Your instructions:
Your answer must be one number: the count of lines below that hold the word "packages".

Data excerpts:
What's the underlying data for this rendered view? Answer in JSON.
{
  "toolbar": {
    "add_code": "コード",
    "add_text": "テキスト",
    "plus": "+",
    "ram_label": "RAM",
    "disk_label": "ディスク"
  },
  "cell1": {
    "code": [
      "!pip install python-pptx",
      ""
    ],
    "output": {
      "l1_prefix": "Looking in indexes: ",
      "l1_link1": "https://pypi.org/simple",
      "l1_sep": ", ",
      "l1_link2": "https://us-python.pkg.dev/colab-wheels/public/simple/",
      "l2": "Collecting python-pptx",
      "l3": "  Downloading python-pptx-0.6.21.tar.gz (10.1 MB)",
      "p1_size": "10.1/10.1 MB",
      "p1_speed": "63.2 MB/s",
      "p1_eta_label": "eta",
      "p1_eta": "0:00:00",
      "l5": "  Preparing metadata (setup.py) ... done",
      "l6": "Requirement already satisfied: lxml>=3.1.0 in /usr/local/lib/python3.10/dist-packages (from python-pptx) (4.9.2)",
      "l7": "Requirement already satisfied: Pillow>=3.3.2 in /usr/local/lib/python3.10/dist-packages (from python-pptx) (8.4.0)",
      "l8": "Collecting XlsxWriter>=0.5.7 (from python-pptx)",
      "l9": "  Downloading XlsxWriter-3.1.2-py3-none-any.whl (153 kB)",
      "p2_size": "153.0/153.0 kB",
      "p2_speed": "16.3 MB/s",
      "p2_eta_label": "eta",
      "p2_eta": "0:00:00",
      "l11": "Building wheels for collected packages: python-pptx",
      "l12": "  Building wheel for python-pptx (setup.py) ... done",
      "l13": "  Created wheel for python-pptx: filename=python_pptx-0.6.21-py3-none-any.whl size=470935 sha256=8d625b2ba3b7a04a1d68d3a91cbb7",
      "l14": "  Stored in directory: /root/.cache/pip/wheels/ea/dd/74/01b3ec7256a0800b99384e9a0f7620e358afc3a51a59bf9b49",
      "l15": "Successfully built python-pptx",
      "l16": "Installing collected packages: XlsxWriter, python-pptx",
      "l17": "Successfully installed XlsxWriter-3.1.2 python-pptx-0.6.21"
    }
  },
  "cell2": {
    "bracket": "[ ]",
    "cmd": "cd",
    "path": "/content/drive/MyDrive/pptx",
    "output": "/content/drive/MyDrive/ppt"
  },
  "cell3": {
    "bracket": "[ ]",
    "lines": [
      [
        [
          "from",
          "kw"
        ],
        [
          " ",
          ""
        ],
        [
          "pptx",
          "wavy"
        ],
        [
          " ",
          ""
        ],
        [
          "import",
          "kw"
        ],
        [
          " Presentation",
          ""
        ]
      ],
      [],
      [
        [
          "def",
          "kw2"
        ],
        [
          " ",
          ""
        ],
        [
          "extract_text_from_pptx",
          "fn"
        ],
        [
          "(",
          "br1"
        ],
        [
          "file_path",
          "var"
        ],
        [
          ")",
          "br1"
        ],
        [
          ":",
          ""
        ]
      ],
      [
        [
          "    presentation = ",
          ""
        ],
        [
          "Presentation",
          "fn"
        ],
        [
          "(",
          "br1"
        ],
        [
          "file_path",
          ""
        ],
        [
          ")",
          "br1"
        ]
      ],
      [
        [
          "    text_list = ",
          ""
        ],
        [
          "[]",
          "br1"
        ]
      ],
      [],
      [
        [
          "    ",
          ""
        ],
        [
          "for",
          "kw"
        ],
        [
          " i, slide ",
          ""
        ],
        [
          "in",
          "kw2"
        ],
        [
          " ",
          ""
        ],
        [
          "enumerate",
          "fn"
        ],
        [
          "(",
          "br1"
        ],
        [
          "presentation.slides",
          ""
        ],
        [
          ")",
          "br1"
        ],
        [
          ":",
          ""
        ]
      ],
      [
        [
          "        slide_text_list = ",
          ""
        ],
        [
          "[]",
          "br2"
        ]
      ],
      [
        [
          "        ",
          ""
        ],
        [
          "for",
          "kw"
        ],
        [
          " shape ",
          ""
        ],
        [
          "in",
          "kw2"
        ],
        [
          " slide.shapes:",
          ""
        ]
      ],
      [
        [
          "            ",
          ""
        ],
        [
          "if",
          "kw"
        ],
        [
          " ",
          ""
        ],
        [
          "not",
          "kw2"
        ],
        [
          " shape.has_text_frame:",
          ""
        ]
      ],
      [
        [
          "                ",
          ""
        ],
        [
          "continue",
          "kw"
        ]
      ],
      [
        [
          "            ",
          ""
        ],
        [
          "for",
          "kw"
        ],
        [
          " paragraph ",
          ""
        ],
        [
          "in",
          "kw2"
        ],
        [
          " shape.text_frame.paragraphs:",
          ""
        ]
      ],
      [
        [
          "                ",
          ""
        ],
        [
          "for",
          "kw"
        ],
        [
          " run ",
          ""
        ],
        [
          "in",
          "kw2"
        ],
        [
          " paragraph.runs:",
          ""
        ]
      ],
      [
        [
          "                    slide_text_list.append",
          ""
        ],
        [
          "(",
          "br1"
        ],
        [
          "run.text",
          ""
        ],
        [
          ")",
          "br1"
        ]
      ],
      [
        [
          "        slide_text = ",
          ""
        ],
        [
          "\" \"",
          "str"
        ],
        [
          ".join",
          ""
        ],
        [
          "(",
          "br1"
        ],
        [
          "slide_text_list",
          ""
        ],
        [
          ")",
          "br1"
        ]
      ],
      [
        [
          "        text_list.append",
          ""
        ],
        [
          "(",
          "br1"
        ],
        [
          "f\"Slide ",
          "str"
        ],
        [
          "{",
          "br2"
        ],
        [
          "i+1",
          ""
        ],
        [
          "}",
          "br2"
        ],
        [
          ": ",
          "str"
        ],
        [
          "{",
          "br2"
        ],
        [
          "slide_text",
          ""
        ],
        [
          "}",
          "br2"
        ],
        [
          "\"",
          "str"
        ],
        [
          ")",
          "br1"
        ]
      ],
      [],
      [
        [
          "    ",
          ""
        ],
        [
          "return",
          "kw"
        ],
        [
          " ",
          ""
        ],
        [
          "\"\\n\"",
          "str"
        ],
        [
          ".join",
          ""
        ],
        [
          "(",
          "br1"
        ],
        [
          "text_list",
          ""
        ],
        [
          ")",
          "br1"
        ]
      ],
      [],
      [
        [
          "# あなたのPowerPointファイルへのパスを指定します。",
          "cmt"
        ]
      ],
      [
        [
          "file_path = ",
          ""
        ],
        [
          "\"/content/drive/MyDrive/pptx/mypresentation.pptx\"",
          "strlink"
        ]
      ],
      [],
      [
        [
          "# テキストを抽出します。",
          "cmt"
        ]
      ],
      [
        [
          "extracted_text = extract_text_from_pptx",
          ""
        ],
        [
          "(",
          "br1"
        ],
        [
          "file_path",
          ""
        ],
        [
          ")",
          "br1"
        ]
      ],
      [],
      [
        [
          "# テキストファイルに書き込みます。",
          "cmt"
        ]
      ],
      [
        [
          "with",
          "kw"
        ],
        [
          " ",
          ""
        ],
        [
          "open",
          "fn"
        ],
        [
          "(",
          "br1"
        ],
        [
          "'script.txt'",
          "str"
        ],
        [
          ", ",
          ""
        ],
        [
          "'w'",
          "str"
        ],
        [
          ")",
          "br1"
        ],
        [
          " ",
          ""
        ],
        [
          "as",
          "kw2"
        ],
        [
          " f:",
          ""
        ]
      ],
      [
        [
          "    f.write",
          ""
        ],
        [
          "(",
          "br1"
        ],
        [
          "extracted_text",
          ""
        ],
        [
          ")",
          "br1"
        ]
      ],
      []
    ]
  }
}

Written solution:
4